>>>

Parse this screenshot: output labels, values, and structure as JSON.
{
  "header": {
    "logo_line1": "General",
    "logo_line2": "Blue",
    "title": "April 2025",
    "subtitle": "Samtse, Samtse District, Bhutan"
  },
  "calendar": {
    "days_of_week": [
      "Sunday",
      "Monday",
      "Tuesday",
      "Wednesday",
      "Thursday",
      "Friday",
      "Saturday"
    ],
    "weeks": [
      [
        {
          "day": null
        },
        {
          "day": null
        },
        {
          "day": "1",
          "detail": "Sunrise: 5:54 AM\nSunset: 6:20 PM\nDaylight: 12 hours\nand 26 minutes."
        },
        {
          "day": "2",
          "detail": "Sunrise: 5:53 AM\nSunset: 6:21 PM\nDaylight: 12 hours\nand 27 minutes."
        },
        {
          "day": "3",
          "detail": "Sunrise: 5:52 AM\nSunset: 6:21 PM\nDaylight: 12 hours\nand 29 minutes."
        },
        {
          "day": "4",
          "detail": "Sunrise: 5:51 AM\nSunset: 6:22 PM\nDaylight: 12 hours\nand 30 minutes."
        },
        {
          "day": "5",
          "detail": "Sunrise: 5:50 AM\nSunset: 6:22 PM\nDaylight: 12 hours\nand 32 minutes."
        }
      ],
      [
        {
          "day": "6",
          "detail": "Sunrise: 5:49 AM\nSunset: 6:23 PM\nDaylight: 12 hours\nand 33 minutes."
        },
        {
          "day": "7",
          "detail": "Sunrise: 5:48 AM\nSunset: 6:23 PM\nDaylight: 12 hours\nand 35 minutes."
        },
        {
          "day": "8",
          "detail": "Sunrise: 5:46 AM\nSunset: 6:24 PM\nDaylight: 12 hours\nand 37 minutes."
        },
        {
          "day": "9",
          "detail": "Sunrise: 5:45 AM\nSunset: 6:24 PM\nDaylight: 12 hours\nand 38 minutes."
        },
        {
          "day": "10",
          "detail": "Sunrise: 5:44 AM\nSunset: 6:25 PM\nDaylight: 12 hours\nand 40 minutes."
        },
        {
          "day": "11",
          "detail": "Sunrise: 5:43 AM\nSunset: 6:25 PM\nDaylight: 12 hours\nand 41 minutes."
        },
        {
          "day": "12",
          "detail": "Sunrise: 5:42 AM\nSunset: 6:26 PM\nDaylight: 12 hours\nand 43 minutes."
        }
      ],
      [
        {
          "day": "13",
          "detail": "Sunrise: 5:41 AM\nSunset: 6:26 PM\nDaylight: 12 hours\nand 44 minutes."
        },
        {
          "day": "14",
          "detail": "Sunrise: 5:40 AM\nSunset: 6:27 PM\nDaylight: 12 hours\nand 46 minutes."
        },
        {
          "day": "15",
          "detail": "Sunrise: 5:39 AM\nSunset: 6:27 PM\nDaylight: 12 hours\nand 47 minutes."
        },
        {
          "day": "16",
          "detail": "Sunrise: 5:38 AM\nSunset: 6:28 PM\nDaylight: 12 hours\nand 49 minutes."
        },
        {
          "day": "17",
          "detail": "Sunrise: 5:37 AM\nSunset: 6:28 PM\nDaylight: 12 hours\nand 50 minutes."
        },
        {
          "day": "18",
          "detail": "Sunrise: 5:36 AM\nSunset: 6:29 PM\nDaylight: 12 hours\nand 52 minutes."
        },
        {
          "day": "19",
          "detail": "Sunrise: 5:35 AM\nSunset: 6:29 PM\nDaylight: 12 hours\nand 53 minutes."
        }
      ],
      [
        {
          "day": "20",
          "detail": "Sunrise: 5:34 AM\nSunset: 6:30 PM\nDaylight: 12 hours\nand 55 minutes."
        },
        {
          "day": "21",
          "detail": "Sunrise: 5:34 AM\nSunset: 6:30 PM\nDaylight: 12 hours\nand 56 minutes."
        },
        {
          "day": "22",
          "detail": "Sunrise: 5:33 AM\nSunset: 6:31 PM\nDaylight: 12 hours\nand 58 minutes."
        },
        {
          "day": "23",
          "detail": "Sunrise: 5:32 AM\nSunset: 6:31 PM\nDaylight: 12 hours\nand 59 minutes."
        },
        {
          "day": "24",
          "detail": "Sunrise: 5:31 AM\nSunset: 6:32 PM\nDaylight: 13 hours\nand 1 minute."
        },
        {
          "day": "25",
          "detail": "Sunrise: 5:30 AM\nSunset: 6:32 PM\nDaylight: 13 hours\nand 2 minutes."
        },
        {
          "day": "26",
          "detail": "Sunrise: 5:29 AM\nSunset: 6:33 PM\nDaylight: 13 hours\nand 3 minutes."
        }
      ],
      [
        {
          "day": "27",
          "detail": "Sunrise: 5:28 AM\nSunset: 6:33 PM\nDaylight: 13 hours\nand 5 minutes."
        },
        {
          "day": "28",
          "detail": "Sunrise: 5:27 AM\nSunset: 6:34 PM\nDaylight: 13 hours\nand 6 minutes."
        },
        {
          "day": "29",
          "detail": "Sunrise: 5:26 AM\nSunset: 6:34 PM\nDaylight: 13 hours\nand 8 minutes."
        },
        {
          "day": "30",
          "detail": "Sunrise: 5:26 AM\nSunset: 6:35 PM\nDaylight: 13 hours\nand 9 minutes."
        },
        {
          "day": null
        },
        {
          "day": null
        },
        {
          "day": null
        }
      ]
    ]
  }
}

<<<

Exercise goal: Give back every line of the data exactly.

Output for this exercise:
Parse this screenshot: output labels, values, and structure as JSON.
{
  "header": {
    "logo_line1": "General",
    "logo_line2": "Blue",
    "title": "April 2025",
    "subtitle": "Samtse, Samtse District, Bhutan"
  },
  "calendar": {
    "days_of_week": [
      "Sunday",
      "Monday",
      "Tuesday",
      "Wednesday",
      "Thursday",
      "Friday",
      "Saturday"
    ],
    "weeks": [
      [
        {
          "day": null
        },
        {
          "day": null
        },
        {
          "day": "1",
          "detail": "Sunrise: 5:54 AM\nSunset: 6:20 PM\nDaylight: 12 hours\nand 26 minutes."
        },
        {
          "day": "2",
          "detail": "Sunrise: 5:53 AM\nSunset: 6:21 PM\nDaylight: 12 hours\nand 27 minutes."
        },
        {
          "day": "3",
          "detail": "Sunrise: 5:52 AM\nSunset: 6:21 PM\nDaylight: 12 hours\nand 29 minutes."
        },
        {
          "day": "4",
          "detail": "Sunrise: 5:51 AM\nSunset: 6:22 PM\nDaylight: 12 hours\nand 30 minutes."
        },
        {
          "day": "5",
          "detail": "Sunrise: 5:50 AM\nSunset: 6:22 PM\nDaylight: 12 hours\nand 32 minutes."
        }
      ],
      [
        {
          "day": "6",
          "detail": "Sunrise: 5:49 AM\nSunset: 6:23 PM\nDaylight: 12 hours\nand 33 minutes."
        },
        {
          "day": "7",
          "detail": "Sunrise: 5:48 AM\nSunset: 6:23 PM\nDaylight: 12 hours\nand 35 minutes."
        },
        {
          "day": "8",
          "detail": "Sunrise: 5:46 AM\nSunset: 6:24 PM\nDaylight: 12 hours\nand 37 minutes."
        },
        {
          "day": "9",
          "detail": "Sunrise: 5:45 AM\nSunset: 6:24 PM\nDaylight: 12 hours\nand 38 minutes."
        },
        {
          "day": "10",
          "detail": "Sunrise: 5:44 AM\nSunset: 6:25 PM\nDaylight: 12 hours\nand 40 minutes."
        },
        {
          "day": "11",
          "detail": "Sunrise: 5:43 AM\nSunset: 6:25 PM\nDaylight: 12 hours\nand 41 minutes."
        },
        {
          "day": "12",
          "detail": "Sunrise: 5:42 AM\nSunset: 6:26 PM\nDaylight: 12 hours\nand 43 minutes."
        }
      ],
      [
        {
          "day": "13",
          "detail": "Sunrise: 5:41 AM\nSunset: 6:26 PM\nDaylight: 12 hours\nand 44 minutes."
        },
        {
          "day": "14",
          "detail": "Sunrise: 5:40 AM\nSunset: 6:27 PM\nDaylight: 12 hours\nand 46 minutes."
        },
        {
          "day": "15",
          "detail": "Sunrise: 5:39 AM\nSunset: 6:27 PM\nDaylight: 12 hours\nand 47 minutes."
        },
        {
          "day": "16",
          "detail": "Sunrise: 5:38 AM\nSunset: 6:28 PM\nDaylight: 12 hours\nand 49 minutes."
        },
        {
          "day": "17",
          "detail": "Sunrise: 5:37 AM\nSunset: 6:28 PM\nDaylight: 12 hours\nand 50 minutes."
        },
        {
          "day": "18",
          "detail": "Sunrise: 5:36 AM\nSunset: 6:29 PM\nDaylight: 12 hours\nand 52 minutes."
        },
        {
          "day": "19",
          "detail": "Sunrise: 5:35 AM\nSunset: 6:29 PM\nDaylight: 12 hours\nand 53 minutes."
        }
      ],
      [
        {
          "day": "20",
          "detail": "Sunrise: 5:34 AM\nSunset: 6:30 PM\nDaylight: 12 hours\nand 55 minutes."
        },
        {
          "day": "21",
          "detail": "Sunrise: 5:34 AM\nSunset: 6:30 PM\nDaylight: 12 hours\nand 56 minutes."
        },
        {
          "day": "22",
          "detail": "Sunrise: 5:33 AM\nSunset: 6:31 PM\nDaylight: 12 hours\nand 58 minutes."
        },
        {
          "day": "23",
          "detail": "Sunrise: 5:32 AM\nSunset: 6:31 PM\nDaylight: 12 hours\nand 59 minutes."
        },
        {
          "day": "24",
          "detail": "Sunrise: 5:31 AM\nSunset: 6:32 PM\nDaylight: 13 hours\nand 1 minute."
        },
        {
          "day": "25",
          "detail": "Sunrise: 5:30 AM\nSunset: 6:32 PM\nDaylight: 13 hours\nand 2 minutes."
        },
        {
          "day": "26",
          "detail": "Sunrise: 5:29 AM\nSunset: 6:33 PM\nDaylight: 13 hours\nand 3 minutes."
        }
      ],
      [
        {
          "day": "27",
          "detail": "Sunrise: 5:28 AM\nSunset: 6:33 PM\nDaylight: 13 hours\nand 5 minutes."
        },
        {
          "day": "28",
          "detail": "Sunrise: 5:27 AM\nSunset: 6:34 PM\nDaylight: 13 hours\nand 6 minutes."
        },
        {
          "day": "29",
          "detail": "Sunrise: 5:26 AM\nSunset: 6:34 PM\nDaylight: 13 hours\nand 8 minutes."
        },
        {
          "day": "30",
          "detail": "Sunrise: 5:26 AM\nSunset: 6:35 PM\nDaylight: 13 hours\nand 9 minutes."
        },
        {
          "day": null
        },
        {
          "day": null
        },
        {
          "day": null
        }
      ]
    ]
  }
}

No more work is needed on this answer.